On November 15, 1996, the United States Department of Justice also filed a lawsuit in the Middle District of Tennessee against the state, alleging similar violations. That case was styled U.S. v. Tennessee Civ. No. 96-cv-01056 (M.D.Tenn.) ("United States case") (See ID-TN-4).
On December 2, 1996, the district court (Judge Robert L. Echnols) granted a motion to consolidate the People First case with the United States case.
People First, the Department of Justice, and the State of Tennessee entered into a settlement agreement, which was approved by Judge Echnols on November 27, 1996. According to the settlement, the state agreed to a number of changes, including the following:
• Create person-centered evaluation of citizens in need of services
• Develop community programs and resources
• Increase staffing and staff training
• Improve living conditions in the centers

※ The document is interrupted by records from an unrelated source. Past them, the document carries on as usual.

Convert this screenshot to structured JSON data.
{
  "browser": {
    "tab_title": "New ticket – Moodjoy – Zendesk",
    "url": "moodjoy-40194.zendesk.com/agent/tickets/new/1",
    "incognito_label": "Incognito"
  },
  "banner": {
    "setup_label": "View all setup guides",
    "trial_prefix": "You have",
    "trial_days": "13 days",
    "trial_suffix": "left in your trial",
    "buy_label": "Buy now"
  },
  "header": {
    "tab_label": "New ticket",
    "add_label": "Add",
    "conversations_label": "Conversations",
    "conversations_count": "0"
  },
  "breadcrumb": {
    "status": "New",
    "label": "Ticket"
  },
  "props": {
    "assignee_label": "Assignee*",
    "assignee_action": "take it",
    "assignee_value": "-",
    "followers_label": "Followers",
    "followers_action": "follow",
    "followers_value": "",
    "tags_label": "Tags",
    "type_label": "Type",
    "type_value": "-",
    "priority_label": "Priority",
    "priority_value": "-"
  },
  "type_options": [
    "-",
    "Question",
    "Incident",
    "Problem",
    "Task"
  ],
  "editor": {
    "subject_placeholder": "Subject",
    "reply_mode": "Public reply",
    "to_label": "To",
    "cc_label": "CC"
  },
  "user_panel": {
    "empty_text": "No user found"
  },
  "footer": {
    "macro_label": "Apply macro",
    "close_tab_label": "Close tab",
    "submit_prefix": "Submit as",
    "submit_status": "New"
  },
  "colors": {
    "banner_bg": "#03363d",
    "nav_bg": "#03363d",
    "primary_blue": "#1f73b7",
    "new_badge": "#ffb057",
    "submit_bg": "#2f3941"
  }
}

• Provide education for school-age residents
On the same date, the court granted plaintiff People First of Tennessee's motion to amend their complaint.
According to the PACER docket, litigation continued after the settlement regarding defendants' compliance with the settlement agreement, the Parent-Guardian Association's intervention in the action, and attorneys' fees.

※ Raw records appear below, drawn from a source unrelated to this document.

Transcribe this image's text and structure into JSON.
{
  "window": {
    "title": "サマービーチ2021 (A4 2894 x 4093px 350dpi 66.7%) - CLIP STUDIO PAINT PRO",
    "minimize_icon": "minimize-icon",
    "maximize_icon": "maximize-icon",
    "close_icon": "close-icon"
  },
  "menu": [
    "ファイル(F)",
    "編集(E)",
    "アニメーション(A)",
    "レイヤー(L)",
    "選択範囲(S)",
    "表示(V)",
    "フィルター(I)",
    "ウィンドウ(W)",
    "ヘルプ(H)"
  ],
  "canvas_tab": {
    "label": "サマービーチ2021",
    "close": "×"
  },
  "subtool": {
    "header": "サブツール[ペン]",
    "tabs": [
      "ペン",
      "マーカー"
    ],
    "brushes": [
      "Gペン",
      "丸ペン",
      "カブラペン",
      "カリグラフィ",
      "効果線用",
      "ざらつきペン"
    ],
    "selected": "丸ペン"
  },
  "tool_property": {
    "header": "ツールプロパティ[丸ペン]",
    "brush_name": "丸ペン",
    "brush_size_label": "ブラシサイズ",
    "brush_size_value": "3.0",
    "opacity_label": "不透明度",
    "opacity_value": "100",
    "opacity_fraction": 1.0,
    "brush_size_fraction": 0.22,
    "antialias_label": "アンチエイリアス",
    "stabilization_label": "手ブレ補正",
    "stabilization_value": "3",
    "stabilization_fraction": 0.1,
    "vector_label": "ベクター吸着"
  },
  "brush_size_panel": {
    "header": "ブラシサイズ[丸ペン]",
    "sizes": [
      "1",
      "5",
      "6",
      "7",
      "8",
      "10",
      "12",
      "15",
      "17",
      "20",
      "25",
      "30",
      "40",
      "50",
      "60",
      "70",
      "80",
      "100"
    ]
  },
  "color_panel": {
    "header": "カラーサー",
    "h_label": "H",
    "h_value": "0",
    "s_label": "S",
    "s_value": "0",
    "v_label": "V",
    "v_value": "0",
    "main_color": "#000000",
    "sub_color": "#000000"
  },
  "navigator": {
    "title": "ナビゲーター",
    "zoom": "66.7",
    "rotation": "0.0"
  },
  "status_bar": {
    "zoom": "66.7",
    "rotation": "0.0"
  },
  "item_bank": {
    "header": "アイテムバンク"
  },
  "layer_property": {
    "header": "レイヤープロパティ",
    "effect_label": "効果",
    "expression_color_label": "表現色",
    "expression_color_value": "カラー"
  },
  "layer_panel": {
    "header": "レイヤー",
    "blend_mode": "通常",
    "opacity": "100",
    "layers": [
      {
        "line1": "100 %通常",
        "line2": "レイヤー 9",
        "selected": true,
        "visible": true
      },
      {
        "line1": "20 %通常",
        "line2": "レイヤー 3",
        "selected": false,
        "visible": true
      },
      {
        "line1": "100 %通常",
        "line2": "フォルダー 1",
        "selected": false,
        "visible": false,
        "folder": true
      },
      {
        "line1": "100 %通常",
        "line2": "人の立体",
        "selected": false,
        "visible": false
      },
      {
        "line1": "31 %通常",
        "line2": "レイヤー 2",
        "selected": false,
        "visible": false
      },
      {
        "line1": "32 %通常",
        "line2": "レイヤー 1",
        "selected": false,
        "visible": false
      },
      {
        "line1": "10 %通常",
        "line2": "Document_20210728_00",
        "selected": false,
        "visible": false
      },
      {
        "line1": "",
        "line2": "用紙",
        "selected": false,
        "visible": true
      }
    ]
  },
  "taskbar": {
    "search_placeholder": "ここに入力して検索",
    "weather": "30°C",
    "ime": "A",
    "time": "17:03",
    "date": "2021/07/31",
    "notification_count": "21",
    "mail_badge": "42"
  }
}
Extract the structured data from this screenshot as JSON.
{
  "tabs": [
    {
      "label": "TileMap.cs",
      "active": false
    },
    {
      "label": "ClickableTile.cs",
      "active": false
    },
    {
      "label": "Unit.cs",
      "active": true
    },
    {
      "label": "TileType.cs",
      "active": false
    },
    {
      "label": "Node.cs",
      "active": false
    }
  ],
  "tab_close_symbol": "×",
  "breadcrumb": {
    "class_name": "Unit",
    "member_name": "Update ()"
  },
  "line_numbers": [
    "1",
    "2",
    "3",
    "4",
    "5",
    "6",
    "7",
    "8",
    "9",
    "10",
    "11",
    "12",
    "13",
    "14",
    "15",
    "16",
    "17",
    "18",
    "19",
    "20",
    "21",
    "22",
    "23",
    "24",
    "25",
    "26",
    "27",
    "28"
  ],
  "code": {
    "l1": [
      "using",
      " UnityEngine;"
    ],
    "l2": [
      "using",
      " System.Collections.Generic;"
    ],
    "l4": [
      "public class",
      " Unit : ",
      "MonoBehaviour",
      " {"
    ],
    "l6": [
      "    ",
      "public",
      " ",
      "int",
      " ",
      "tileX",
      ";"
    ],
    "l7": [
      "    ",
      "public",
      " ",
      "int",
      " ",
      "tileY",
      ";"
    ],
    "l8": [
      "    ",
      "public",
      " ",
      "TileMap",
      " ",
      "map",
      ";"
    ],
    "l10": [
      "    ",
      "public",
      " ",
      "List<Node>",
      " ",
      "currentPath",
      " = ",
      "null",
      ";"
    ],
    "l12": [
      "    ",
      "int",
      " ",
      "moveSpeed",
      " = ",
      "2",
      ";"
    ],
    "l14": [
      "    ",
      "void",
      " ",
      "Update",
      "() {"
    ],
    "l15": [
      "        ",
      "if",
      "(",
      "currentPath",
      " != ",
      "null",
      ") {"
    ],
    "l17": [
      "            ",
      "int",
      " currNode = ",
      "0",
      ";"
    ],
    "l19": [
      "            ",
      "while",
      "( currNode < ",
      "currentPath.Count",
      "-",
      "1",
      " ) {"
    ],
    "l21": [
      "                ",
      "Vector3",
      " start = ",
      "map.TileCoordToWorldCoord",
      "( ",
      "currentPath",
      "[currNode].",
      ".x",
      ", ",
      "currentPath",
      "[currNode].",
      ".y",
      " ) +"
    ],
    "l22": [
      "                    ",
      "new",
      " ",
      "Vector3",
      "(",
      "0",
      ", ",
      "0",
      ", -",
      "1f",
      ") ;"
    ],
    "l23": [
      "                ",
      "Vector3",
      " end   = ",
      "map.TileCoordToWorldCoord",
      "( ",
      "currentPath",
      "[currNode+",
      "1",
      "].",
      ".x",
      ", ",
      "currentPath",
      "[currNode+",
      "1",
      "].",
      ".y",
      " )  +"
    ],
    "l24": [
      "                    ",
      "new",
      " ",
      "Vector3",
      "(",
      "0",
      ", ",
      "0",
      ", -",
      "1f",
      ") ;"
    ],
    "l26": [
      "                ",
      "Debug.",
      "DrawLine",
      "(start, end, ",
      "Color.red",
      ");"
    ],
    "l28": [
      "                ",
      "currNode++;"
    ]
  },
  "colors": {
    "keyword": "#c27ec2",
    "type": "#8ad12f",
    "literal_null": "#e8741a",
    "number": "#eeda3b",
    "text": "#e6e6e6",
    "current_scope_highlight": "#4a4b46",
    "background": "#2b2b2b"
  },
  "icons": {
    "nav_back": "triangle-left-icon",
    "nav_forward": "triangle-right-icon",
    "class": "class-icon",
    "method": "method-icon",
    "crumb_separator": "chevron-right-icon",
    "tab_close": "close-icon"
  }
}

Community Rehabilitation Agencies of Tennessee (CMRA), an association of agencies providing services to individuals with intellectual disabilities, moved to intervene in both of the lawsuits. The court (Judge Jon McCallas) denied the motions for each case. On August 8, 2001, the Sixth Circuit Court of Appeals (District Judge John Feikens, Eastern District of Michigan, sitting by designation) affirmed the denials. U.S. v. Tennessee, 260 F.3d 587 (6th Cir. 2001).
The PACER docket provides no case information after 2001.Angela Heverling - 04/01/2007